Records from a data collection:
BEGIN

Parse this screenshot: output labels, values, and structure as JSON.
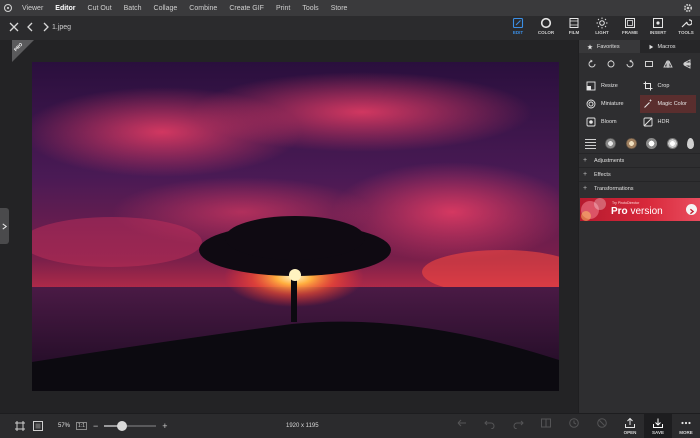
{
  "menu": {
    "items": [
      "Viewer",
      "Editor",
      "Cut Out",
      "Batch",
      "Collage",
      "Combine",
      "Create GIF",
      "Print",
      "Tools",
      "Store"
    ],
    "active_index": 1
  },
  "toolbar": {
    "filename": "1.jpeg",
    "modes": [
      {
        "label": "EDIT",
        "icon": "edit-icon",
        "active": true
      },
      {
        "label": "COLOR",
        "icon": "color-icon",
        "active": false
      },
      {
        "label": "FILM",
        "icon": "film-icon",
        "active": false
      },
      {
        "label": "LIGHT",
        "icon": "light-icon",
        "active": false
      },
      {
        "label": "FRAME",
        "icon": "frame-icon",
        "active": false
      },
      {
        "label": "INSERT",
        "icon": "insert-icon",
        "active": false
      },
      {
        "label": "TOOLS",
        "icon": "tools-icon",
        "active": false
      }
    ]
  },
  "workspace": {
    "pro_badge": "PRO"
  },
  "panel": {
    "tabs": {
      "favorites": "Favorites",
      "macros": "Macros"
    },
    "tools": [
      {
        "label": "Resize",
        "icon": "resize-icon",
        "highlight": false
      },
      {
        "label": "Crop",
        "icon": "crop-icon",
        "highlight": false
      },
      {
        "label": "Miniature",
        "icon": "miniature-icon",
        "highlight": false
      },
      {
        "label": "Magic Color",
        "icon": "magic-wand-icon",
        "highlight": true
      },
      {
        "label": "Bloom",
        "icon": "bloom-icon",
        "highlight": false
      },
      {
        "label": "HDR",
        "icon": "hdr-icon",
        "highlight": false
      }
    ],
    "sections": [
      "Adjustments",
      "Effects",
      "Transformations"
    ],
    "promo": {
      "small": "Try PhotoDirector",
      "prefix": "Pro",
      "suffix": " version"
    }
  },
  "bottom": {
    "zoom": "57%",
    "ratio": "1:1",
    "zoom_fraction": 0.35,
    "minus": "−",
    "plus": "+",
    "dimensions": "1920 x 1195",
    "actions": [
      {
        "label": "",
        "icon": "undo-all-icon",
        "dim": true
      },
      {
        "label": "",
        "icon": "undo-icon",
        "dim": true
      },
      {
        "label": "",
        "icon": "redo-icon",
        "dim": true
      },
      {
        "label": "",
        "icon": "compare-icon",
        "dim": true
      },
      {
        "label": "",
        "icon": "history-icon",
        "dim": true
      },
      {
        "label": "",
        "icon": "cancel-icon",
        "dim": true
      },
      {
        "label": "OPEN",
        "icon": "open-icon",
        "dim": false
      },
      {
        "label": "SAVE",
        "icon": "save-icon",
        "dim": false
      },
      {
        "label": "MORE",
        "icon": "more-icon",
        "dim": false
      }
    ]
  },
  "colors": {
    "accent": "#3b8fe6",
    "highlight": "#5a2e2e"
  }
}
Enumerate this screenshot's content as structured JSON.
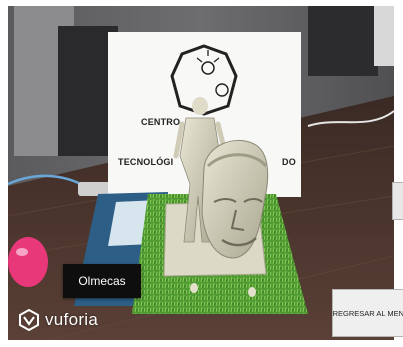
{
  "scene": {
    "card_title_line1": "CENTRO",
    "card_title_line2": "TECNOLÓGI",
    "card_title_line2_tail": "DO",
    "marker_label": "Olmecas"
  },
  "overlay": {
    "brand": "vuforia",
    "brand_logo_icon": "vuforia-logo-icon",
    "back_button_label": "REGRESAR AL MENU"
  },
  "colors": {
    "grass": "#4f9a33",
    "overlay_button_bg": "#efefef",
    "marker_label_bg": "#0e0e0e"
  }
}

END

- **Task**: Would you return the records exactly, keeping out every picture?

- **Expected answer**:
Parse this screenshot: output labels, values, and structure as JSON.
{
  "menu": {
    "items": [
      "Viewer",
      "Editor",
      "Cut Out",
      "Batch",
      "Collage",
      "Combine",
      "Create GIF",
      "Print",
      "Tools",
      "Store"
    ],
    "active_index": 1
  },
  "toolbar": {
    "filename": "1.jpeg",
    "modes": [
      {
        "label": "EDIT",
        "icon": "edit-icon",
        "active": true
      },
      {
        "label": "COLOR",
        "icon": "color-icon",
        "active": false
      },
      {
        "label": "FILM",
        "icon": "film-icon",
        "active": false
      },
      {
        "label": "LIGHT",
        "icon": "light-icon",
        "active": false
      },
      {
        "label": "FRAME",
        "icon": "frame-icon",
        "active": false
      },
      {
        "label": "INSERT",
        "icon": "insert-icon",
        "active": false
      },
      {
        "label": "TOOLS",
        "icon": "tools-icon",
        "active": false
      }
    ]
  },
  "workspace": {
    "pro_badge": "PRO"
  },
  "panel": {
    "tabs": {
      "favorites": "Favorites",
      "macros": "Macros"
    },
    "tools": [
      {
        "label": "Resize",
        "icon": "resize-icon",
        "highlight": false
      },
      {
        "label": "Crop",
        "icon": "crop-icon",
        "highlight": false
      },
      {
        "label": "Miniature",
        "icon": "miniature-icon",
        "highlight": false
      },
      {
        "label": "Magic Color",
        "icon": "magic-wand-icon",
        "highlight": true
      },
      {
        "label": "Bloom",
        "icon": "bloom-icon",
        "highlight": false
      },
      {
        "label": "HDR",
        "icon": "hdr-icon",
        "highlight": false
      }
    ],
    "sections": [
      "Adjustments",
      "Effects",
      "Transformations"
    ],
    "promo": {
      "small": "Try PhotoDirector",
      "prefix": "Pro",
      "suffix": " version"
    }
  },
  "bottom": {
    "zoom": "57%",
    "ratio": "1:1",
    "zoom_fraction": 0.35,
    "minus": "−",
    "plus": "+",
    "dimensions": "1920 x 1195",
    "actions": [
      {
        "label": "",
        "icon": "undo-all-icon",
        "dim": true
      },
      {
        "label": "",
        "icon": "undo-icon",
        "dim": true
      },
      {
        "label": "",
        "icon": "redo-icon",
        "dim": true
      },
      {
        "label": "",
        "icon": "compare-icon",
        "dim": true
      },
      {
        "label": "",
        "icon": "history-icon",
        "dim": true
      },
      {
        "label": "",
        "icon": "cancel-icon",
        "dim": true
      },
      {
        "label": "OPEN",
        "icon": "open-icon",
        "dim": false
      },
      {
        "label": "SAVE",
        "icon": "save-icon",
        "dim": false
      },
      {
        "label": "MORE",
        "icon": "more-icon",
        "dim": false
      }
    ]
  },
  "colors": {
    "accent": "#3b8fe6",
    "highlight": "#5a2e2e"
  }
}
Enumerate this screenshot's content as structured JSON.
{
  "scene": {
    "card_title_line1": "CENTRO",
    "card_title_line2": "TECNOLÓGI",
    "card_title_line2_tail": "DO",
    "marker_label": "Olmecas"
  },
  "overlay": {
    "brand": "vuforia",
    "brand_logo_icon": "vuforia-logo-icon",
    "back_button_label": "REGRESAR AL MENU"
  },
  "colors": {
    "grass": "#4f9a33",
    "overlay_button_bg": "#efefef",
    "marker_label_bg": "#0e0e0e"
  }
}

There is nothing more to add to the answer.